Normal - Challenge

Just some normal traffic. Can you find a flag?

Attachments: normal.pcapng

Normal - Solution

Taking a look at the pcap most things look normal at a glance with one exception. There are intermittent TCP SYNs to port 8000 sprinkled in. We can confirm the funky traffic by looking at the TCP conversations in Wireshark, sorted by destination port.

Wireshark TCP Conversations

Filtering on our suspicious traffic, we notice that the source address changes with each request.

Wireshark filtered by TCP port 8000

If you’re familiar with how flags look in different formats, you may recognize that the offsets between the source addresses look similar to the offsets between the ordinal value of “flag”. It’s not an exact match though… each value is incremented by 10.

"Flag" in various data formats

Let’s use tshark and a little scripting to pull all the data out of the last octet of each matching packet, decrementing the value returned for each by 10.

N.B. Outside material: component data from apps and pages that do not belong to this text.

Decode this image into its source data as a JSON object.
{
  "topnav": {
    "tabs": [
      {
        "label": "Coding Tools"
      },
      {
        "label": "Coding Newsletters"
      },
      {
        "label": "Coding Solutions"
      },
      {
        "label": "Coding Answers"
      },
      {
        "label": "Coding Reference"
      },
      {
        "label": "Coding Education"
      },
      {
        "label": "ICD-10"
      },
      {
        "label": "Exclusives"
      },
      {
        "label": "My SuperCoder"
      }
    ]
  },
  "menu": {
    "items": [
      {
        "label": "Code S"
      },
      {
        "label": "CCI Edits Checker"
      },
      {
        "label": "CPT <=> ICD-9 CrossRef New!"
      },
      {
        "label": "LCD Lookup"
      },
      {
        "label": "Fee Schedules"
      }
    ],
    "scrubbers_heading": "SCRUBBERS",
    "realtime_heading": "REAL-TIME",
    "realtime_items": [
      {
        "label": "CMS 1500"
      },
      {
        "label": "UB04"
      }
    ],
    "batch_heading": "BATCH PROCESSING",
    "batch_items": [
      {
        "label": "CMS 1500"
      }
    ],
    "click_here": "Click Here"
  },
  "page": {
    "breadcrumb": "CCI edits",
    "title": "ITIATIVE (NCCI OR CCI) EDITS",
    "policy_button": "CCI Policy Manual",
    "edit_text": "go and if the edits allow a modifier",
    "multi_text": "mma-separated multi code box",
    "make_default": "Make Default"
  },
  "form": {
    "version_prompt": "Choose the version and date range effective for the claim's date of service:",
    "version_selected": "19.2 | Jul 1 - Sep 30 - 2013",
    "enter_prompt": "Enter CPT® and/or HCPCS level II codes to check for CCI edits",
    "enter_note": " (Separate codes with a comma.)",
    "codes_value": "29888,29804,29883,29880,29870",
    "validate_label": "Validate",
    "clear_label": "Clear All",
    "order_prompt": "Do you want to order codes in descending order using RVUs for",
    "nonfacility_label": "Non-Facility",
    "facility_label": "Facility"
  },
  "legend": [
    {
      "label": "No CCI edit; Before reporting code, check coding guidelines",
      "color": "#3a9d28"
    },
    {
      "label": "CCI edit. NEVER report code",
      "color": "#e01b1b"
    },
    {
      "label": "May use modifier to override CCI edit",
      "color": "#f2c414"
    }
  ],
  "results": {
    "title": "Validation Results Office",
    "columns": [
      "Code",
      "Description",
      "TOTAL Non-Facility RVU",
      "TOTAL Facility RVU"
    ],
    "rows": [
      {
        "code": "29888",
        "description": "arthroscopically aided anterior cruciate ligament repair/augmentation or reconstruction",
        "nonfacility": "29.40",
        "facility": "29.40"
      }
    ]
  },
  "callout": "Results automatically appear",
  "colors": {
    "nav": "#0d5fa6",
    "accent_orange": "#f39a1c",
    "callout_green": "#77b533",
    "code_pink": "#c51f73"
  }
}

tshark -r normal.pcapng -Y "tcp.dstport==8000" -T fields -e ip.src_host \
| python3 -c \
"import sys;
data = sys.stdin.read();
data = data.split();
[print(int(d.split('.')[-1])-10) for d in data]"

Using the output we can use CyberChef to convert it using FromDecimal.

CyberChef conversion of flag data

Integers go in, flag falls out. 😃

Flag: flag{ButWhatIfThisWasARealNetwork?}